Through the fellowship, the director of the Center for Research on Global Engagement will be advancing her work on mentored undergraduate research in global contexts.
Professor Maureen Vandermaas-Peeler has been named a senior fellow at the American Association of Colleges & University (AAC&U), a fellowship that will provide her the opportunity to advance her work on mentored undergraduate research in global contexts.
The year-long fellowship allows Vandermaas-Peeler to build upon her extensive work in the areas of both mentorship as well as global engagement by further exploring the overlap and synergy between the two. Through the fellowship, she will be working with research partner Dawn Whitehead, vice president of the Office of Global Citizenship for Campus, Community and Careers at the AAC&U.
Vandermaas-Peeler explains that there is extensive evidence of how a student’s participation in mentored undergraduate research can be beneficial, as well as how global engagement supports their growth and understanding. However, there is a gap in understanding the combined effect when that research takes place in global contexts.
“There is very little research that has studied the intersection of these high-impact practices,” Vandermaas-Peeler said.
The focus combines two areas of expertise and research for Vandermaas-Peeler, who as a member of the Department of Psychology at Elon has been a very active mentor to young researchers. Vandermaas-Peller serves as the director of the Center for Research on Global Engagement, which fosters high-quality research on global engagement and helps build national and international collaborations. She served as one of the leaders of a team that conducted an extensive study of the current landscape of mentoring in higher education and at Elon after the university was selected by the American Council on Education to participate in the inaugural cohort of the council’s Learner Success Lab. That team published its report in February 2022, with that work supporting Elon’s strategic focus on mentoring in meaningful relationships.
Vandermaas-Peeler believes there are opportunities to intentionally integrate global learning, mentorship and undergraduate research in a way that is mutually beneficial to the students, the mentors and those within the global community.
That can include the development of new skills, engagement with intercultural and civic learning along with an overall increase in intercultural knowledge.
“All of this work is trying to enhance the experiences our students are having and enhance opportunities for all of our students,” Vandermaas-Peeler said. “We want to provide faculty members with a better understanding of how to mentor our students to foster intercultural learning through these experiences.”
Vandermaas-Peeler has already been working with Elon colleagues and researchers from other institutions to fill in the gaps in research in this area. In September, Vandermaas-Peeler with Elon faculty members Eric Hall, Amy Allocco and Jen Hamel joined with Laura Cruz from Penn State University, Kate Patch from Grinnell College and Jacqueline McLaughlin from Penn State University-Lehigh Valley to publish an article in the New Directions for Teaching & Learning journal exploring the findings of their nationwide survey designed to illuminate how higher education institutions in the United States are supporting the practice of mentoring undergraduate research in global contexts.
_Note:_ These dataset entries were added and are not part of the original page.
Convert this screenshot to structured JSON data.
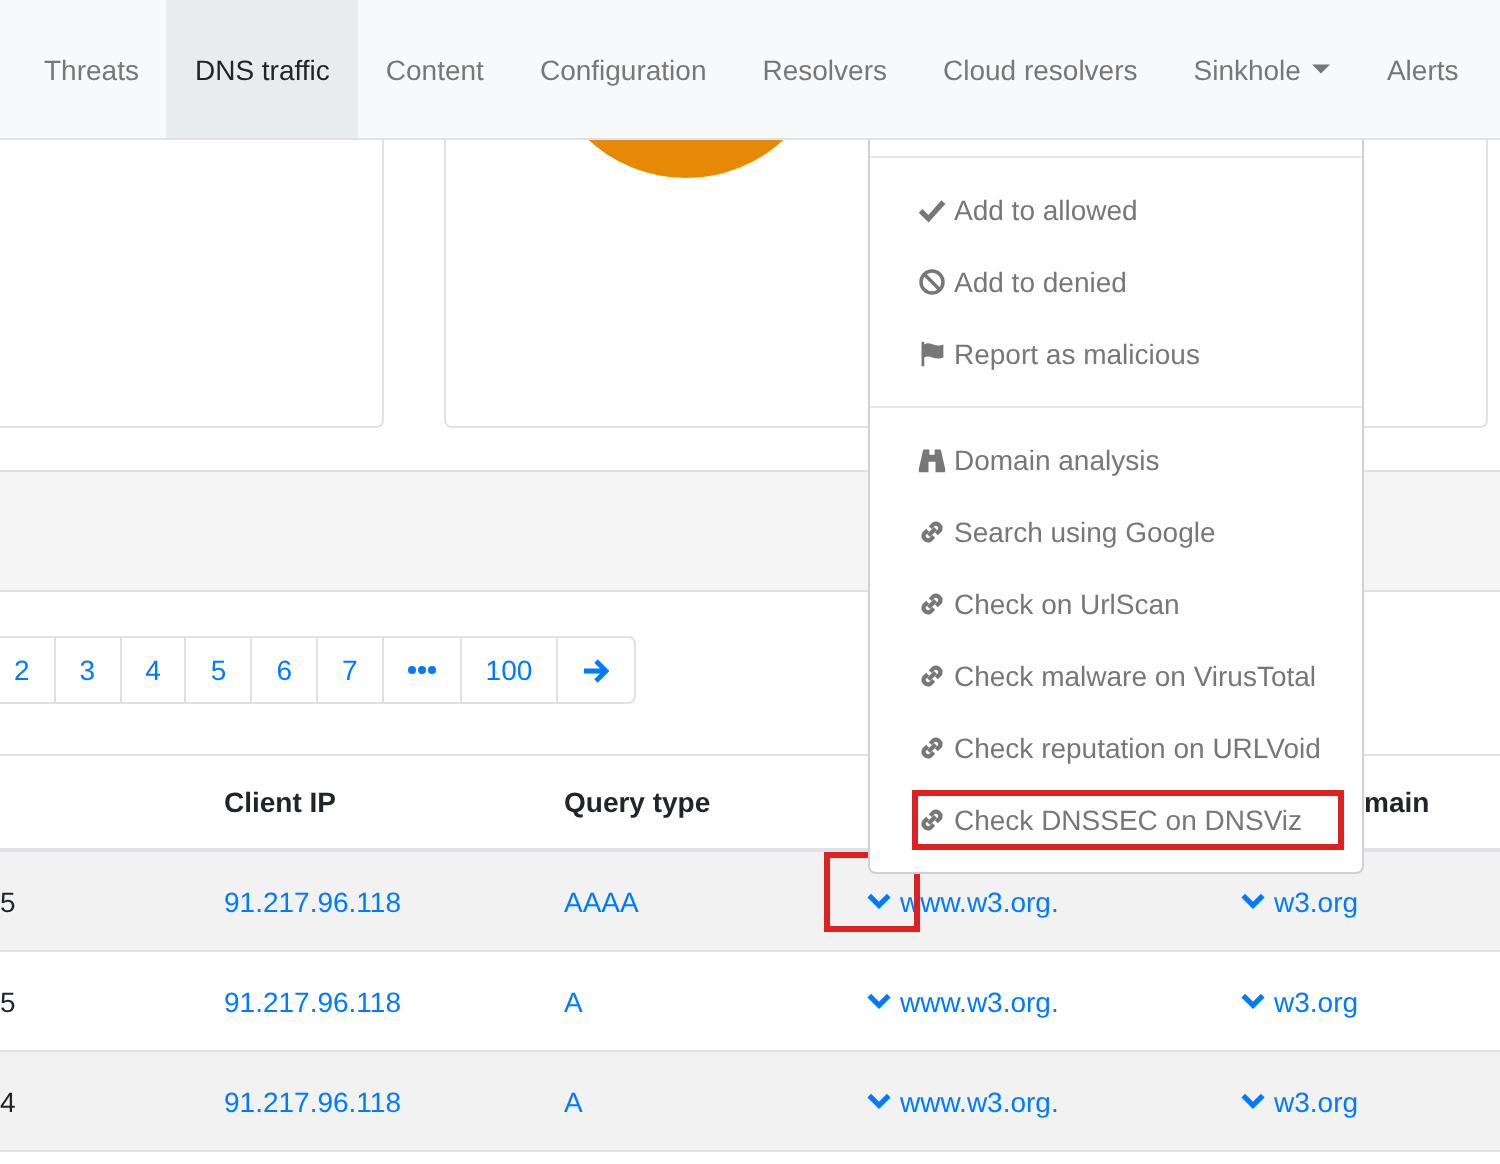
{
  "nav": {
    "items": [
      {
        "label": "Threats",
        "selected": false,
        "dropdown": false
      },
      {
        "label": "DNS traffic",
        "selected": true,
        "dropdown": false
      },
      {
        "label": "Content",
        "selected": false,
        "dropdown": false
      },
      {
        "label": "Configuration",
        "selected": false,
        "dropdown": false
      },
      {
        "label": "Resolvers",
        "selected": false,
        "dropdown": false
      },
      {
        "label": "Cloud resolvers",
        "selected": false,
        "dropdown": false
      },
      {
        "label": "Sinkhole",
        "selected": false,
        "dropdown": true
      },
      {
        "label": "Alerts",
        "selected": false,
        "dropdown": false
      }
    ]
  },
  "pagination": [
    {
      "kind": "page",
      "label": "2"
    },
    {
      "kind": "page",
      "label": "3"
    },
    {
      "kind": "page",
      "label": "4"
    },
    {
      "kind": "page",
      "label": "5"
    },
    {
      "kind": "page",
      "label": "6"
    },
    {
      "kind": "page",
      "label": "7"
    },
    {
      "kind": "ellipsis"
    },
    {
      "kind": "page",
      "label": "100"
    },
    {
      "kind": "next"
    }
  ],
  "table": {
    "header": {
      "column_2": "Client IP",
      "column_3": "Query type",
      "column_5": "main"
    },
    "rows": [
      {
        "column_1": "5",
        "client_ip": "91.217.96.118",
        "query_type": "AAAA",
        "domain": "www.w3.org.",
        "column_5": "w3.org",
        "chevron_highlighted": true
      },
      {
        "column_1": "5",
        "client_ip": "91.217.96.118",
        "query_type": "A",
        "domain": "www.w3.org.",
        "column_5": "w3.org",
        "chevron_highlighted": false
      },
      {
        "column_1": "4",
        "client_ip": "91.217.96.118",
        "query_type": "A",
        "domain": "www.w3.org.",
        "column_5": "w3.org",
        "chevron_highlighted": false
      }
    ]
  },
  "menu": {
    "groups": [
      [
        {
          "kind": "check",
          "label": "Add to allowed",
          "highlighted": false
        },
        {
          "kind": "ban",
          "label": "Add to denied",
          "highlighted": false
        },
        {
          "kind": "flag",
          "label": "Report as malicious",
          "highlighted": false
        }
      ],
      [
        {
          "kind": "binoculars",
          "label": "Domain analysis",
          "highlighted": false
        },
        {
          "kind": "link",
          "label": "Search using Google",
          "highlighted": false
        },
        {
          "kind": "link",
          "label": "Check on UrlScan",
          "highlighted": false
        },
        {
          "kind": "link",
          "label": "Check malware on VirusTotal",
          "highlighted": false
        },
        {
          "kind": "link",
          "label": "Check reputation on URLVoid",
          "highlighted": false
        },
        {
          "kind": "link",
          "label": "Check DNSSEC on DNSViz",
          "highlighted": true
        }
      ]
    ]
  }
}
The survey helped identify many of the salient practices in this area, such as setting clear expectations and encouraging students to share their findings, explore the range of ways students and mentors engage in this type of mentored research and whether faculty are receiving guidance and professional development to make these experiences more impactful and meaningful.
“There is good work happening, but all of us would like to have more professional development and opportunities to work with each other and learn from each other,” Vandermaas-Peeler said.
The authors offer that the survey findings support the idea that conventional mentoring models need to be adapted to better address the opportunities and challenges, and that perhaps a unique framework for mentored research in global contexts is necessary, one that is different from those for traditional undergraduate research or for global education. Part of that need is based on the range of experiences that fall under this umbrella. “Global” can mean local as well as international, and can involve a broad range of communities and community partners.
“We need some new models for thinking about these experiences,” Vandermaas-Peeler said. “Each model requires us to be nimble and to think about what students need.”
As a senior fellow with AAC&U, Vandermaas-Peeler will be exploring opportunities to share the work she is doing, both through presentations as well as publications. She’ll be working on developing educational materials about applying the mentored undergraduate research in global contexts framework, and leading workshops globally to help faculty and staff development in this area. She’ll be developing new connections and collaborations.
“We want to help people bridge the gap between theory and practice,” Vandermaas-Peeler said.